Does time equal vision in AQP4-IgG positive NMOSD optic neuritis?

Does time equal vision in AQP4-IgG positive NMOSD optic neuritis?


This study evaluates the impact of rapid high-dose intravenous methylprednisolone pulse therapy in patients with serum anti-aquaporin-4 immunoglobulin G (AQP4-IgG)–positive neuromyelitis optica spectrum disorders (NMOSDs) who had an attack of optic neuritis (ON).

Study design

The investigators retrospectively reviewed 36 optic neuritis (ON) attacks from 32 consecutive AQP4-IgG–positive NMOSD patients and evaluated for factors that influenced the visual outcomes.  


Earlier treatment of AQP4-IgG–positive ON with IV methylprednisolone pulse therapy was associated with a better visual prognosis 1 year after the attack (Spearman’s rho=0.50, P=0.0018). In addition, the length of the ON lesion on MRI was associated with the visual outcome (Spearman’s rho=0.669, P<0.001) and younger age was associated with better outcomes on multivariate analysis. The observed impact of early IV steroids was independent of the length of the ON lesion on MRI.


The main limitation of this study is the relatively small sample size and the retrospective nature of the analysis. In addition, over half of patients were treated with plasma exchange, which complicates the interpretation of the findings.

Clinical significance
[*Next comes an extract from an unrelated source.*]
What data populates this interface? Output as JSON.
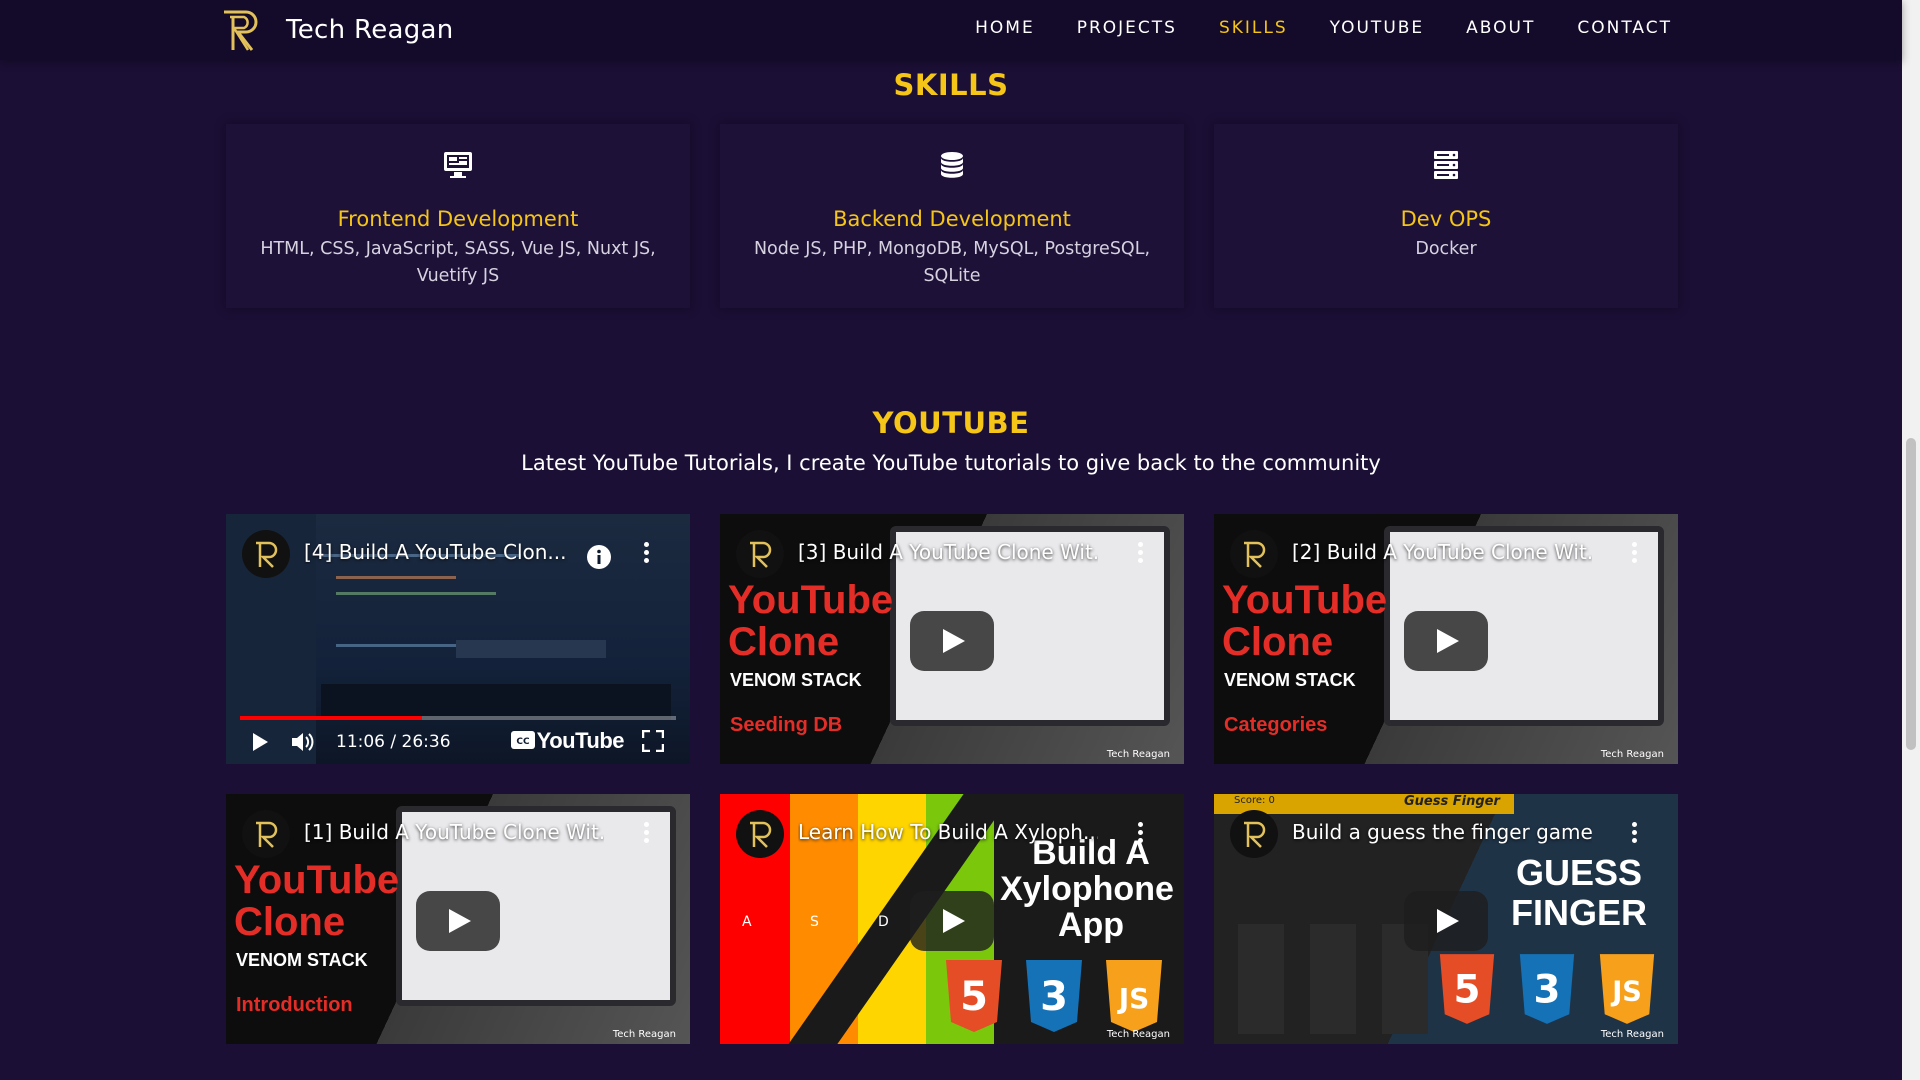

This study suggests that rapid initiation of IV methylprednisolone may lead to better visual outcomes in ON from AQP4-IgG–positive NMOSD. Because AQP4-IgG testing results often take 1 to 2 weeks to return, the authors recommend early IV methylprednisolone for any acute ON that is suggestive of AQP4-IgG ON, even before confirmation of AQP4-IgG positivity. Future randomized clinical trials are required to confirm these findings.